Put enough water into a large mouth pot.
Put salt into the water and wait for the water to come to a roaring boil. We add salt because we want to season the pasta.
Deposit the dry pasta into the center of the water and let it fall liberally. The pasta should spread out in a circular fashion around the edge of the pot. (This is not mandatory – do not go hay wild because the pasta did not make a circle. The point is to loosen up the pasta so it would not bundle and stick together.)
Push all your pasta immerged in the hot water.
Stir and loosen the pasta right away. At this point, the pasta is till stiff and you might have to wait for it to soften enough before you can stir it freely. Give it a few more stirs and loosen it up more.
The water will eventually come to a boil again. You have to pay attention here. Before the water boils over, decrease the temperature of your stove by turning down the heat to half.
The bubbles will subside and you will give the pasta a stir now and then.

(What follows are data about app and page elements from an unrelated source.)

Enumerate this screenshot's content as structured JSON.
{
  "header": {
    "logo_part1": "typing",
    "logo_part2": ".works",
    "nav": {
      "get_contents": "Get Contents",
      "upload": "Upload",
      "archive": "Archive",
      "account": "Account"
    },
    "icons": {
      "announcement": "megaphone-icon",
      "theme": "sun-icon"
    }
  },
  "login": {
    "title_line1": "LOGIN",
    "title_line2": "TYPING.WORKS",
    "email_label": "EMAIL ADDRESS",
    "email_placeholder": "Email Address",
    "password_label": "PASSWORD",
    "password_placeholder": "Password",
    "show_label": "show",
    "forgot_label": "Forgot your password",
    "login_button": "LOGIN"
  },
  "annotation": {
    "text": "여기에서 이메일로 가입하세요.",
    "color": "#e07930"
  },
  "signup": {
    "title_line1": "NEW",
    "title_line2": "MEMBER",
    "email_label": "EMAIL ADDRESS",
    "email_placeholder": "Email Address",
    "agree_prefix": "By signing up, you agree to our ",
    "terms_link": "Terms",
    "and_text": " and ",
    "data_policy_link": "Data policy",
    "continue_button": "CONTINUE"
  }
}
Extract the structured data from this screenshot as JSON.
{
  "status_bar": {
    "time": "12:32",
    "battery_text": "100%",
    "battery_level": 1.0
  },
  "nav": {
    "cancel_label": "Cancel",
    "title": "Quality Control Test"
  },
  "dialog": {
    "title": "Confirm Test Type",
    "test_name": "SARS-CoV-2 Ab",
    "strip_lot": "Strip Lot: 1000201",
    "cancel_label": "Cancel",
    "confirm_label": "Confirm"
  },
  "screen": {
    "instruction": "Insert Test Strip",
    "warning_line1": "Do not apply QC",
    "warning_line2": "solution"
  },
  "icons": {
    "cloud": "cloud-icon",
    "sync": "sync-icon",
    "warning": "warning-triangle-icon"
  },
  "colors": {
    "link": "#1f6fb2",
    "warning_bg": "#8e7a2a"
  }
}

The pasta will eventually soften up and you can fish out a strand after about 8 minutes. Break the strand and feel the texture and inspect the white dot inside the pasta. The white dot is the amount of uncooked pasta. The white dot will eventually develop into a white ring. At this point, turn off the heat and let the residual heat of the hot water finish the pasta for you. Let the pasta sit in the hot water for about 5 minutes. Take the pasta out and you can see the white ring is gone and the center is slightly deeper colour than the outside. It is done. la pasta di dente di el è l’anima di cucinare = el dente pasta is the soul of cooking.
You can adjust the doneness of the pasta to your liking by adjusting the time the pasta sits in the hot water.
Drain or take the pasta out of the water and add them to your desired sauce. Pasta cooked in this way will not stick. It will be el dente, and ready to be enjoyed. Mind you, pasta sitting in water for too long will absorb more liquid and it will expand and becomes mushy. You can also employ the 2-pot technique. Heat the sauce up in one pot while cooking pasta with the other. Then you just use a strainer and take the pasta over and mix in with the sauce.
If you are adventurous enough, you can make a cream sauce, mix the pasta in, put it in a baking dish and spread a layer of cheese on top and bake it in the oven. It will be a totally different dish.
Fresh pasta will be different and I am experimenting with my machine to come up with a nice formula. The type of flour we use is important. We desire the winter Durham wheat which is strong flour different from the ordinary cake flour or pastry flour. The winter wheat flour is also called semolina which you can find from local bulk barn or grocery stores. The semolina has the harder quality which gives more tolerance when you are knitting the dough. It has a tendency not to stick together too much.
For the meantime, we stay with the rule, “The simpler, the better”
Cooking, like anything else, starts with a simple principle and you add your favourite twists and turns to it and make it your own version. That is when creativity plays its part. Nowadays things are even simpler since there are so many sauces and spices readymade to be utilized.
Experimentation is the father of invention.
The ultimate goal is to create something (of course it has to be eatable) that looks good, smells good and tastes good.
There is no 1 fixed rule for anything, and that make us all food revolutionaries.